The purpose of this book is to tell the story of this extraordinary organisation, from its birth to the present day. It will explain the origins and development of the atomic bomb, why something so terrible was ever created, and the circumstances of its use by the US on Japan in 1945. The myth that dropping the bomb was necessary to end the war will be completely debunked and the tragic consequences of this criminal action will be explained. The book also explains the political events surrounding and shaping each phase of CND’s development and how anti-nuclear campaigning affected government policy and decision making (even if it wasn’t admitted at the time). Reading government documents and diaries years later, one can see how the pressure of public opinion and mass mobilisation really does have an impact, and each generation of CND has played a part in that. The banning of nuclear tests is one very important example; another is the abandoning of the neutron bomb (designed to kill people whilst leaving property intact) or Nixon’s pulling back from using nukes on Vietnam. There is a significant list of movement victories and we continue to work to add to this list.
In many respects, the history of CND is the history of post-World War II, told from the side of those fighting for humanity against the horror of war. It is the story of ordinary people’s struggles to shape a world without nuclear weapons and war, based on legality and morality; to make our governments responsive and accountable over our right to stay alive, our right to breathe air free of radioactive pollution, our right to say no to the indiscriminate killing of other peoples. CND has been most successful and effective when it has related directly to people’s most pressing concerns – linking our issues to the reality of what is going on in the world. Nuclear weapons are not the preserve of technological or military experts, in some specialist niche that isn’t relevant to ordinary mortals. Nuclear weapons are the concern of us all, for in them humankind has created something that could end our very existence – and governments will only shift on nuclear weapons policy when enoughof us demand change.
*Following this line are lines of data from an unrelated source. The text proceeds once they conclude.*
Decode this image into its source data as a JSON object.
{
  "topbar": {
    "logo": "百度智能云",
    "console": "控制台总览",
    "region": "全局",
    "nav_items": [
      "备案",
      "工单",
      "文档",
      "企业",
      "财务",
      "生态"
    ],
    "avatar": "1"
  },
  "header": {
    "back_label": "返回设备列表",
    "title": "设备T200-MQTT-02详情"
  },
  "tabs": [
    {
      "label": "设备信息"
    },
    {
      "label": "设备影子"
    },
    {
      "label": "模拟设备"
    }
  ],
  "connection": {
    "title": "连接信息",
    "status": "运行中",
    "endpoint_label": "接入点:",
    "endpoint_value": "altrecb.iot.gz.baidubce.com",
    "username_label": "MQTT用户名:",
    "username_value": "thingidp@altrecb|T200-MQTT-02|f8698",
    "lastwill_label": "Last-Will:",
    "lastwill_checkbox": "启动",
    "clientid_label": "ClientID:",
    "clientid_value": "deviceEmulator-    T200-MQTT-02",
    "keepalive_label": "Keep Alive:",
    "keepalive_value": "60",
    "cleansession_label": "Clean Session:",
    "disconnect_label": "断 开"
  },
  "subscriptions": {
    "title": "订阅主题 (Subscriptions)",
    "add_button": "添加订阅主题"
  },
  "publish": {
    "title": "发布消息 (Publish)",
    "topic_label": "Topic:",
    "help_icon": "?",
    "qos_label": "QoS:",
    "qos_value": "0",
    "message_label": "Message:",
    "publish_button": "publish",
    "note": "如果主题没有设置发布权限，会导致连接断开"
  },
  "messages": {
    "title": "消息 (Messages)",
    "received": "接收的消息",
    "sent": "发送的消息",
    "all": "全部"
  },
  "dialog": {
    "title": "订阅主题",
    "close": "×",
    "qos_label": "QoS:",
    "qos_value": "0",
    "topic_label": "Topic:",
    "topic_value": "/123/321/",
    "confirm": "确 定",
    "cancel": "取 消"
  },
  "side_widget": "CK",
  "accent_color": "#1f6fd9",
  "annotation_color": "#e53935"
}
We continue to make this history and we continue with our struggle to bring our vision of the world into being.
Social Radicalisation. Kate Hudson reads from her book CND at 60
Published February 2018
CND at 60: Britain’s most enduring mass movement
The inside story of the Campaign for Nuclear Disarmament, which has become a byword for protest and radicalism, shaping three generations and inspiring mass movements for peace across the globe. By CND General Secretary Kate Hudson.